Fashion is one of the biggest industries in the world, providing employment for many across the globe. It is glamorous and designed to grab your attention. Yes, you might want to debate whether it caters for everyone’s taste, but it cannot be denied that clothing in itself is relevant to all. As with any large industry that is not monopolized, competition is intense. One of the ways in which companies can compete against each other is through price politics. You might enjoy shopping in cheaper, high street shops. You might prefer exclusive designer clothes. However, this really does not matter because, whatever brand you choose, fashion is anything but cheap. The hidden costs behind the fashion industry are not measured in currency, but in the long-term environmental and social impact that the production of clothing creates.
These concerns are by no means new. The social problems concerning the exploitation of workers have been exposed many times in the media and by human rights organisations. And rightfully so, for the situation is shameful: in the garment factories of the developing world, workers face unfair and unsafe working conditions and have very few rights. These factories are manufacturing most of the clothes that are sold on high streets in the United Kingdom and across the world. Their employees are working exhausting hours due to the fast-paced demands of the industry, receiving wages well below the living standard, suffering physical and verbal abuse, harassment and intimidation. The working conditions in the factories are often unsafe: a fact highlighted by the all-too-frequent news articles about yet another fire in a garment factory.
All of this is happening at the moment, despite the enormous profits that these companies are making. Most of the time, efforts to improve the situation in the factories are blocked every step of the way. Minimal increases in wages are “swallowed” by growing inflation, and efforts to form trade unions are suppressed by factory owners, thereby leaving many workers unaware of their rights.
And if fashion did not have enough ethical skeletons in its closet, the clothes that we buy also have a direct impact on the environment. Statistics show the average UK consumer sends 30kg of clothing and textiles to landfill each year. In 2005, the UK sent a total of 1.2 million tonnes of clothing to landfill sites. It might be useful to note that particular textiles (namely synthetics) do not decompose, and the ones that do (such as wool) decompose, producing large amounts of methane gas, which in turn contributes to the process of global warming.
Another issue to consider is the use of pesticides on cotton crops, as every t-shirt produced requires on average 150 grams of pesticide. Pesticides are harmful to people and the environment. Furthermore, the phenomenal amounts of wastewater cause huge damage to the environment (cotton is one very thirsty crop: it takes 2000 litres of water to produce one t-shirt), as do the chemical dyes used on clothing. The list goes on and on.
And let us not forget about the animals. Animal rights campaigners and the fashion industry have been at odds for quite some time now. Whatever your opinion on organisations such as PETA might be, they have exposed how appalling the treatment of animals for the sake of fashion actually is: the skinning of conscious animals for fur being surprisingly common, for example. Farming for crocodile and snakeskin is not only totally unethical on so many levels, but also harmful for the environment, as it can damage river ecosystems.

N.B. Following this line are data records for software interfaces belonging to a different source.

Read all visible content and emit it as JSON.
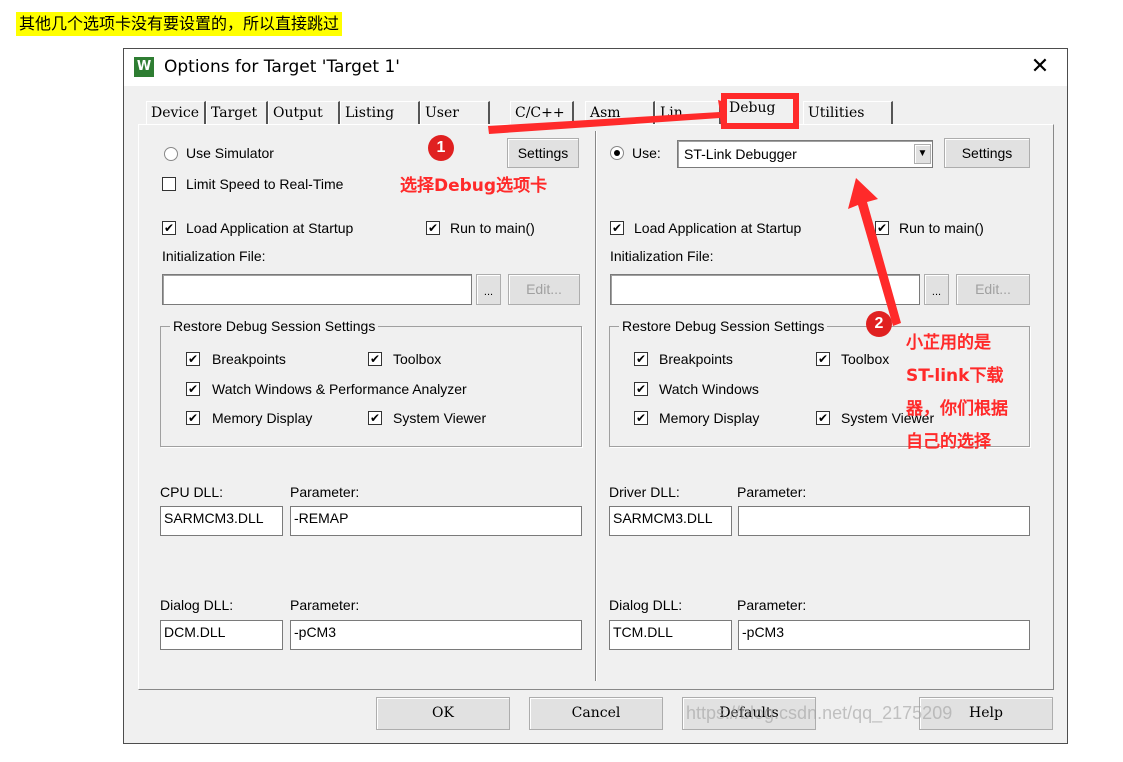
{
  "top_note": "其他几个选项卡没有要设置的，所以直接跳过",
  "window": {
    "icon": "W",
    "title": "Options for Target 'Target 1'",
    "close_glyph": "✕"
  },
  "tabs": [
    "Device",
    "Target",
    "Output",
    "Listing",
    "User",
    "C/C++",
    "Asm",
    "Lin",
    "Debug",
    "Utilities"
  ],
  "left": {
    "use_simulator": "Use Simulator",
    "settings": "Settings",
    "limit_speed": "Limit Speed to Real-Time",
    "load_app": "Load Application at Startup",
    "run_to_main": "Run to main()",
    "init_file": "Initialization File:",
    "browse": "...",
    "edit": "Edit...",
    "restore_title": "Restore Debug Session Settings",
    "breakpoints": "Breakpoints",
    "toolbox": "Toolbox",
    "watch": "Watch Windows & Performance Analyzer",
    "memory": "Memory Display",
    "system_viewer": "System Viewer",
    "cpu_dll_label": "CPU DLL:",
    "param_label": "Parameter:",
    "cpu_dll": "SARMCM3.DLL",
    "cpu_param": "-REMAP",
    "dialog_dll_label": "Dialog DLL:",
    "dialog_dll": "DCM.DLL",
    "dialog_param": "-pCM3"
  },
  "right": {
    "use": "Use:",
    "debugger": "ST-Link Debugger",
    "settings": "Settings",
    "load_app": "Load Application at Startup",
    "run_to_main": "Run to main()",
    "init_file": "Initialization File:",
    "browse": "...",
    "edit": "Edit...",
    "restore_title": "Restore Debug Session Settings",
    "breakpoints": "Breakpoints",
    "toolbox": "Toolbox",
    "watch": "Watch Windows",
    "memory": "Memory Display",
    "system_viewer": "System Viewer",
    "driver_dll_label": "Driver DLL:",
    "param_label": "Parameter:",
    "driver_dll": "SARMCM3.DLL",
    "driver_param": "",
    "dialog_dll_label": "Dialog DLL:",
    "dialog_dll": "TCM.DLL",
    "dialog_param": "-pCM3"
  },
  "annotations": {
    "badge1": "1",
    "badge2": "2",
    "note1": "选择Debug选项卡",
    "note2_line1": "小芷用的是",
    "note2_line2": "ST-link下载",
    "note2_line3": "器，你们根据",
    "note2_line4": "自己的选择",
    "color": "#ff2a2a"
  },
  "buttons": {
    "ok": "OK",
    "cancel": "Cancel",
    "defaults": "Defaults",
    "help": "Help"
  },
  "watermark": "https://blog.csdn.net/qq_2175209"
}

If you have read this far, I think it is now the time to reveal that the situation is not all doom and gloom. Ethical fashion and “being green” is currently in vogue, and many companies around the world are proclaiming their devotion to sustainability. Some are not taking this further than simply announcing their intentions to the world. However, there are a number of companies that are taking their pledge seriously, committing to “green” fashion. They have started to address the problems associated with the fashion industry and are trying to educate their buyers in responsible buying practices. And, as it turns out, there is so much that can actually be done.
To reduce their environmental impact, some fashion companies have chosen to integrate recycled textiles and clothing in their collections, some using rather unconventional materials such as old car tyres and seatbelts. I have seen bags made out of old tyres, so believe me when I say that they look every bit as fashionable as crocodile skin bags. Or you can always try bags (or belts) that are made from recycled leather. If you are desperate to get that furry coat, why not choose vintage? With the vast choice offered to us nowadays, why not choose something that you know is ethically sourced, good quality and is not ruining our environment? After all, we are the ones who create the demand and if our shopping practices do not change, nothing will. Buying unethically made clothes means that we directly support this injustice. But you can make an informed decision – all it takes is those few seconds to look behind the label.
Find out more about ethical fashion and come along to Durham Ethical Fashion Show on the 10th March in the DSU ballroom. Organic, fair-trade and vintage lines will be showcased alongside art, music and dance acts. Campaigning organisations War on Want and Labour Behind the Label will be there, and there will be a speaker from Oxfam GB. After the show, you can grab yourself an ethical bargain and the Ethical Fashion Fair.
Tickets are £7 and available from the DSU or from college reps. Find out more here: